The study aims to measure the Volcker Rule’s impact on the energy market. Though the study was commissioned by Morgan Stanley, which stands to take a hit as a result of the mandate, IHS researchers said that the study remained unbiased and completely autonomous, according to Reuters.
According to the IHS researchers, large financial institutions are crucial in hedging risk and ensuring timely trades on behalf of energy companies. As the Volcker Rule seeks to limit proprietary trading and investment in private equity and hedge funds, banks will be less able to maintain this role, ultimately leading to higher energy prices.
“You are going to eliminate the flywheel that makes the system work,” IHS CERA Chairman Daniel Yergin said, according to Reuters.
Other results of the Volcker Rule’s impact on the energy market, as outlined in the study, include a cutback of 200,000 jobs in the energy sector, declining investment in natural gas extraction and a four cent increase in gas prices on the East Coast.
The rule, a provision of the 2010 Dodd-Frank Act, does extend exemptions to those trades being made for clients or those made to hedge portfolio risk. IHS researchers suggest that these exemptions should be expanded.
“The economic analysis demonstrates the possible unintended consequences that the proposed rule, in its current form, could have on broader segments of the U.S. economy,” Kurt Barrow, a report author, said, according to Reuters.
Several large financial institutions like Morgan Stanley have invited other industries to share in concern over the Volcker Rule with the hope that regulators will take notice. Some officials are skeptical of studies conducted or commissioned by the financial sector.

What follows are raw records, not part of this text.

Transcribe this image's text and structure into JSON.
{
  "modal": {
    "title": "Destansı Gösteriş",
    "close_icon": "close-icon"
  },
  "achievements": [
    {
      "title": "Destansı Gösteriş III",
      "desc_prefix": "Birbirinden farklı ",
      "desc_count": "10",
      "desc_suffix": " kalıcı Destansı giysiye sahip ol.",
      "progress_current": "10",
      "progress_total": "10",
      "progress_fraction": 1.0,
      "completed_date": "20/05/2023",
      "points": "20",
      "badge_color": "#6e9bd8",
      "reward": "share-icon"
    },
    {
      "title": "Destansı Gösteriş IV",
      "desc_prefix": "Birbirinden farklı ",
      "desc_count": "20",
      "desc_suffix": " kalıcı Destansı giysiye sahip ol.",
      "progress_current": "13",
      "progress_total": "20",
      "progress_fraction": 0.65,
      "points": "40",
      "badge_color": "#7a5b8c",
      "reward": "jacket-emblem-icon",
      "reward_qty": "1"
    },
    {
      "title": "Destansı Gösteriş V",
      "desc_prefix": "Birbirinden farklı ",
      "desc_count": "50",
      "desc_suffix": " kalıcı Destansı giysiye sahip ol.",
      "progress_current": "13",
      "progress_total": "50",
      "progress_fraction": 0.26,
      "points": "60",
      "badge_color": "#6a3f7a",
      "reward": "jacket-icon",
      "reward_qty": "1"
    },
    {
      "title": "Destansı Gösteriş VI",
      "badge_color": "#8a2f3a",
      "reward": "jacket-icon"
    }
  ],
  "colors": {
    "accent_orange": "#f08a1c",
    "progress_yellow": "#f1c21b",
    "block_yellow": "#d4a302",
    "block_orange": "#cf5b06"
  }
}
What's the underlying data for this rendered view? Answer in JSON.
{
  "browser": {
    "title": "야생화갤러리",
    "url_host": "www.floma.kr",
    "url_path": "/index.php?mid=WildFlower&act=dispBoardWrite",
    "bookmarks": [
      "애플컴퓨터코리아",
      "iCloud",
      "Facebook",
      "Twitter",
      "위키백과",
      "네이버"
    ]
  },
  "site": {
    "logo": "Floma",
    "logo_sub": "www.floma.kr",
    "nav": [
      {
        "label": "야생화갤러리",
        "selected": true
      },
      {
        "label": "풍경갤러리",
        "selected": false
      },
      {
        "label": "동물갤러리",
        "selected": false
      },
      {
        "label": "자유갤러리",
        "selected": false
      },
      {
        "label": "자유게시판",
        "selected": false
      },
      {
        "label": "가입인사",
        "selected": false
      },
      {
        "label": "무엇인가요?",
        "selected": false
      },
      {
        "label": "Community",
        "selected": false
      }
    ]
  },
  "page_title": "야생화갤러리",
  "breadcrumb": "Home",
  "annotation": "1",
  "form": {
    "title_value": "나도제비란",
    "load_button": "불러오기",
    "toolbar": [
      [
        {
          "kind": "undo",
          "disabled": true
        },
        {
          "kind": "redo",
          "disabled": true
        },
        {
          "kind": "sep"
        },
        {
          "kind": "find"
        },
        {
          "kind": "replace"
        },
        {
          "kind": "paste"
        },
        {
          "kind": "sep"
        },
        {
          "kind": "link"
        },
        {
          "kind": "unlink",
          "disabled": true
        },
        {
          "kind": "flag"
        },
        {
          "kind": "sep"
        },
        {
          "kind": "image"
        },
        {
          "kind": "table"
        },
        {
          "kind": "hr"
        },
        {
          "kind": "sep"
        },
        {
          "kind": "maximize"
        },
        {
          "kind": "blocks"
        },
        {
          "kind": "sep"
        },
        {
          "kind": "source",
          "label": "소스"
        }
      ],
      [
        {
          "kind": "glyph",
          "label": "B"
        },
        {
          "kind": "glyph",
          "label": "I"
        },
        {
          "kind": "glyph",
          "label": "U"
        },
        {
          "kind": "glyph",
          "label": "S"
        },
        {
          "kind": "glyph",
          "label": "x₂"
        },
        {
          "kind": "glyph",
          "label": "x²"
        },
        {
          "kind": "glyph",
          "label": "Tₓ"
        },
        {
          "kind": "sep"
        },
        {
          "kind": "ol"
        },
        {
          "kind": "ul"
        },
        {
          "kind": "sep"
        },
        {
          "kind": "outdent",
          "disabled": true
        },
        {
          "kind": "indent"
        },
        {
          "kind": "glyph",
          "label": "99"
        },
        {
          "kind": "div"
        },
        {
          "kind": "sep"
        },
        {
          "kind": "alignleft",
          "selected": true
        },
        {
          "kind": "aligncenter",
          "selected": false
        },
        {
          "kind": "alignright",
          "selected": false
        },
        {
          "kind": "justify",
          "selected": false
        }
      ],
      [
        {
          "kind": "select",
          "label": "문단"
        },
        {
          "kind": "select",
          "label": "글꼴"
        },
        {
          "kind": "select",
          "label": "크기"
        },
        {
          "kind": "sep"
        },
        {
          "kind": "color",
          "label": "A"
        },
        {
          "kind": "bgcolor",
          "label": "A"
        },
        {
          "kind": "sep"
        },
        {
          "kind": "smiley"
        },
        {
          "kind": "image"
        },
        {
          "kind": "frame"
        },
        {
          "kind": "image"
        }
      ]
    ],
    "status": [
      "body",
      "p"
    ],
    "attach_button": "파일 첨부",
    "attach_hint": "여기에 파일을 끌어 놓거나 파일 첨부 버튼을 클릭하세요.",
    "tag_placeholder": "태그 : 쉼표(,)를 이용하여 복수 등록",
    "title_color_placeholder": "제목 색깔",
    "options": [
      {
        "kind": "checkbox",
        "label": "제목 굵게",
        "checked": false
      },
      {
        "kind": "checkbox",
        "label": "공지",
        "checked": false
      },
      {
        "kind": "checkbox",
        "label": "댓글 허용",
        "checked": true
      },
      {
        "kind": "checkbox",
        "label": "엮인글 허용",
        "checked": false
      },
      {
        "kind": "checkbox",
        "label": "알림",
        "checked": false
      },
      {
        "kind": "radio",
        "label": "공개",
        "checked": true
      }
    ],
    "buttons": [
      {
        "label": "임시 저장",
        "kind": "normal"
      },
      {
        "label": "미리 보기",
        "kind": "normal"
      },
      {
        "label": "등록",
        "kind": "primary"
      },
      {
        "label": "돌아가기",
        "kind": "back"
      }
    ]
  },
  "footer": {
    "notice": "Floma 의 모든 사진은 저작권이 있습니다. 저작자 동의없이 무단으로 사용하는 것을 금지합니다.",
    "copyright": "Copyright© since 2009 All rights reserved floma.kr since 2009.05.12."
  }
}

“I think we all need to be a little bit wary of the false precision that sometimes is associated with analytical advocacy,” Federal Reserve Governor Daniel Tarullo said in January, Reuters reports.